Normal triglyceride metabolism1,2
Triglycerides enter the blood plasma from the liver in the form of very lowdensity lipoprotein (VLDL) particles and from dietary fat absorption in the intestine, in the form of chylomicrons.
Lipoprotein lipase (LPL) breaks down triglycerides within chylomicrons, releasing free fatty acids (FFA).
Apolipoprotein C-III (apoC-III) modulates this process primarily by inhibiting the LPL-dependent pathway and one or more LPL-independent pathways of metabolism
The LPL-dependent pathway, leads to the efficient removal of remnants of chylomicrons and VLDL and helps to maintain normal triglyceride levels.
FCS is caused by a mutation in LPL function2
The loss of function mutations in LPL makes the LPL-pathway inefficient and leads to accumulation of chylomicrons in the blood.
VLDL: very low-density lipoprotein, ApoC-III: Apolipoprotein C-III, LPL: lipoprotein lipase, FFA: free fatty acid.
- Brunzell JD, Bierman EL. Med Clin North Am 1982;66(2):455–68;

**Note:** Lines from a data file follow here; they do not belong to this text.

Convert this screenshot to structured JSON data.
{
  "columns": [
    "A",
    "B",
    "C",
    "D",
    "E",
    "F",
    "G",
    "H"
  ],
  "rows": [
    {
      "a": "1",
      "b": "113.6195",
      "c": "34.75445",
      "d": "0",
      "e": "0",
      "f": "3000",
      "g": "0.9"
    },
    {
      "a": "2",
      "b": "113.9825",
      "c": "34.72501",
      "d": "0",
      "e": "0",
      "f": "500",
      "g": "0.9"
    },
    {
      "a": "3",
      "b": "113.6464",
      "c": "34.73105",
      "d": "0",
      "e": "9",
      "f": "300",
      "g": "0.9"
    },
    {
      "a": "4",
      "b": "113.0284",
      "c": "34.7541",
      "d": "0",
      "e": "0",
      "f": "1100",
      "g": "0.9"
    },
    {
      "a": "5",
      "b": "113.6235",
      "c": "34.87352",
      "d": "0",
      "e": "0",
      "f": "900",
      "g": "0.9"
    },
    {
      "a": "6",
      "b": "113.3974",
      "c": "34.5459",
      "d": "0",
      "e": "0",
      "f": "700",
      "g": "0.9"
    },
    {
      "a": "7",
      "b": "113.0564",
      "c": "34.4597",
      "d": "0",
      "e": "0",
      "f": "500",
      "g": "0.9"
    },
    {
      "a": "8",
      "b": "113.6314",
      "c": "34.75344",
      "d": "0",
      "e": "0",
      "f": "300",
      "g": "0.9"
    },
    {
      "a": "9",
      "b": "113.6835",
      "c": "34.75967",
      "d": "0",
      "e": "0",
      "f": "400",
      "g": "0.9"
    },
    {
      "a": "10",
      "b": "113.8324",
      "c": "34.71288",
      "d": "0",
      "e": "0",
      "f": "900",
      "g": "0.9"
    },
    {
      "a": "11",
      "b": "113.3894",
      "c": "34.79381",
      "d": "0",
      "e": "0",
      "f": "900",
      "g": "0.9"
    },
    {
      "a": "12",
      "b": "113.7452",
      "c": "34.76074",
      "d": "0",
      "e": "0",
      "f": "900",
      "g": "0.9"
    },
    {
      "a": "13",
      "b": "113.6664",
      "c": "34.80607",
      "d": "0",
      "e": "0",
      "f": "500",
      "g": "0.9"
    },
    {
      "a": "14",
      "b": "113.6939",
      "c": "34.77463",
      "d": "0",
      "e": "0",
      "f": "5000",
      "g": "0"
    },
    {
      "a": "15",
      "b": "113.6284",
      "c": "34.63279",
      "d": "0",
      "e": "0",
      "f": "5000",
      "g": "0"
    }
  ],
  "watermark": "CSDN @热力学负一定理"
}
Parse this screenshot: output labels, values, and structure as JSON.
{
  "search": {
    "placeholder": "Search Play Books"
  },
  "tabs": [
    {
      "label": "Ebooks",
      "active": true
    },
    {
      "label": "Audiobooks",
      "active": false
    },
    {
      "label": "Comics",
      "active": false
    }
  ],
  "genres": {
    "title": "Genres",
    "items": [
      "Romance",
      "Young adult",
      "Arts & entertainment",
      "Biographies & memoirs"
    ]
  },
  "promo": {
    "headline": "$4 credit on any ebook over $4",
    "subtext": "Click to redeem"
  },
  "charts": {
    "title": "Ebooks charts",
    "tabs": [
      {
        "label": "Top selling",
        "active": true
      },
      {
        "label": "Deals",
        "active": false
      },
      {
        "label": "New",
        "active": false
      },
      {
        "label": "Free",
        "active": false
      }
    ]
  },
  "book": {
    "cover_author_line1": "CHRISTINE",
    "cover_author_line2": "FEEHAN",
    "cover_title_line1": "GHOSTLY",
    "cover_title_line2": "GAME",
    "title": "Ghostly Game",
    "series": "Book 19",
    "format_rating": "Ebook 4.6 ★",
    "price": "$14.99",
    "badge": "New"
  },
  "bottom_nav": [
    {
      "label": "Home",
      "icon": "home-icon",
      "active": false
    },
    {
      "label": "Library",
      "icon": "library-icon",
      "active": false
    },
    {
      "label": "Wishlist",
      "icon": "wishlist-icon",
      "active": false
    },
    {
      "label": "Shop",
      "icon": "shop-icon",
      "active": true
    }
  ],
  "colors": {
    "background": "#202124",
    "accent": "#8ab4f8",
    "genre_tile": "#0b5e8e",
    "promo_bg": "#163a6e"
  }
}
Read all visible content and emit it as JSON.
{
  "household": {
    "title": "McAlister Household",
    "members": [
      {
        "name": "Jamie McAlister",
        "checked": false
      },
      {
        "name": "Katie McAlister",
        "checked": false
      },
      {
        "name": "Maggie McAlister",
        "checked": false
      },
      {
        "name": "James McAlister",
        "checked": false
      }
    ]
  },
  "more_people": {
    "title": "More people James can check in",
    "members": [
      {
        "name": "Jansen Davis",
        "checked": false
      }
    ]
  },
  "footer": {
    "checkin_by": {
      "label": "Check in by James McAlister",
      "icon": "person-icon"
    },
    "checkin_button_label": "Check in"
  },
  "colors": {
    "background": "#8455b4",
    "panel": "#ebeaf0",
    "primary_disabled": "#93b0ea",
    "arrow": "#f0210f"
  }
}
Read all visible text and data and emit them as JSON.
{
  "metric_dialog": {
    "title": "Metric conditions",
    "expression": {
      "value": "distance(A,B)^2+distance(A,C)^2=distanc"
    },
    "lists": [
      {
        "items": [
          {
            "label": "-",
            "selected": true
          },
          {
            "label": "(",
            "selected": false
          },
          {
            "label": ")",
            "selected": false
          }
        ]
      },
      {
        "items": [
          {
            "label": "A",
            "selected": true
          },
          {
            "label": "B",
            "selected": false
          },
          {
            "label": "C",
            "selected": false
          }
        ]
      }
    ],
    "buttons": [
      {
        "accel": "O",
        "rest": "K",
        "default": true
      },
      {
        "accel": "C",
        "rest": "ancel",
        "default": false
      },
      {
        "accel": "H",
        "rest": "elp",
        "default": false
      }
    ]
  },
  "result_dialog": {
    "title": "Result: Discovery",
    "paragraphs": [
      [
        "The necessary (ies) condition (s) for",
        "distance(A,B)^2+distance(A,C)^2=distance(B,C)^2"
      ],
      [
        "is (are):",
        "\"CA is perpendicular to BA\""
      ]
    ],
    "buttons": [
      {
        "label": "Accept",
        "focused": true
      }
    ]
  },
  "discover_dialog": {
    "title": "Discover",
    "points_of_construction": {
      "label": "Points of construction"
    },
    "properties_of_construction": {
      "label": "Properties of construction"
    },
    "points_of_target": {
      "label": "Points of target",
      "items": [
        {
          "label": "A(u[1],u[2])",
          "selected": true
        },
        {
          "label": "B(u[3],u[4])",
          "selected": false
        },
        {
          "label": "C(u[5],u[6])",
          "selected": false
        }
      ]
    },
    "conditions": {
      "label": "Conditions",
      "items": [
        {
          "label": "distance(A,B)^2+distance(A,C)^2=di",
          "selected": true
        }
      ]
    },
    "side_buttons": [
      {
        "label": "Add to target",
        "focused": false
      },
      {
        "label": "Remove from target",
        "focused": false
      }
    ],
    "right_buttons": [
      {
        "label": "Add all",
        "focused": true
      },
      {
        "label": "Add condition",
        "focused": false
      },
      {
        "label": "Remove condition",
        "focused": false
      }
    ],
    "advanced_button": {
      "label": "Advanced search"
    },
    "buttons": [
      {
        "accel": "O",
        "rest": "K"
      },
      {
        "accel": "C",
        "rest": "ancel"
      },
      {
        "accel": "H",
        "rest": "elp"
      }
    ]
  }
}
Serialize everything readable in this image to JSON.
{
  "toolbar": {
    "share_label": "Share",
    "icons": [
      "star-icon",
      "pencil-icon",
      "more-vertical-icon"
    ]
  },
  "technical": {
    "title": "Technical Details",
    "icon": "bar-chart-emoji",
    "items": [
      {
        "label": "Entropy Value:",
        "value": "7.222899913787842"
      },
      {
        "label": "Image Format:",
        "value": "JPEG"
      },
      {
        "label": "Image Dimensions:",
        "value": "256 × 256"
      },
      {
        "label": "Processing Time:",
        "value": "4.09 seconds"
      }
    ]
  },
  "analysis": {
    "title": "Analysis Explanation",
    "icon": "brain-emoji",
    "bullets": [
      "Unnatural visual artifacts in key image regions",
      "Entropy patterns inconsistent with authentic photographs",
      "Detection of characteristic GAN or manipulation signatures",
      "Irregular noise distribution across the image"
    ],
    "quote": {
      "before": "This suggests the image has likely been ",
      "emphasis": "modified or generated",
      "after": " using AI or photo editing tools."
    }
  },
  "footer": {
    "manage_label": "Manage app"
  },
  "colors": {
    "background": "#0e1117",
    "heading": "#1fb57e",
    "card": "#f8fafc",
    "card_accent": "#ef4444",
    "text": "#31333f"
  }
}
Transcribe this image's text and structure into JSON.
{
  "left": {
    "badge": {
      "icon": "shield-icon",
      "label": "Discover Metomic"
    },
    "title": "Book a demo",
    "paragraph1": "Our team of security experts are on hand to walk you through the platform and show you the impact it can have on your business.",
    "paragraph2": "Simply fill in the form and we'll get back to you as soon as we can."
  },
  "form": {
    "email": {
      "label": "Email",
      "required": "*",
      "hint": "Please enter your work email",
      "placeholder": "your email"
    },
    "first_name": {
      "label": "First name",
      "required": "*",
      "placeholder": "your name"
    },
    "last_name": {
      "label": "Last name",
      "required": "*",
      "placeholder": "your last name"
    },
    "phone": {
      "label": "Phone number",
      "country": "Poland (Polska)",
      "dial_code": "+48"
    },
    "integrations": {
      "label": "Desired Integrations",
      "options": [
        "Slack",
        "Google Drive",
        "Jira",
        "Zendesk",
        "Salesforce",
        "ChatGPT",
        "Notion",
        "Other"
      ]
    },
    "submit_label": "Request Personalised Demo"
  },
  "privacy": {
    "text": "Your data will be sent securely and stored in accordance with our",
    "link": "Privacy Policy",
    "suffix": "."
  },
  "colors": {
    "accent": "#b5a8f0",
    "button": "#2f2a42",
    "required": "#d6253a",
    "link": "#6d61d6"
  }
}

- Brahm AJ, Hegele RA. Nat Rev Endocrinol 2015;11:352–62
- Davidson M et al. J Clin Lipidol 2018;12(4):898–907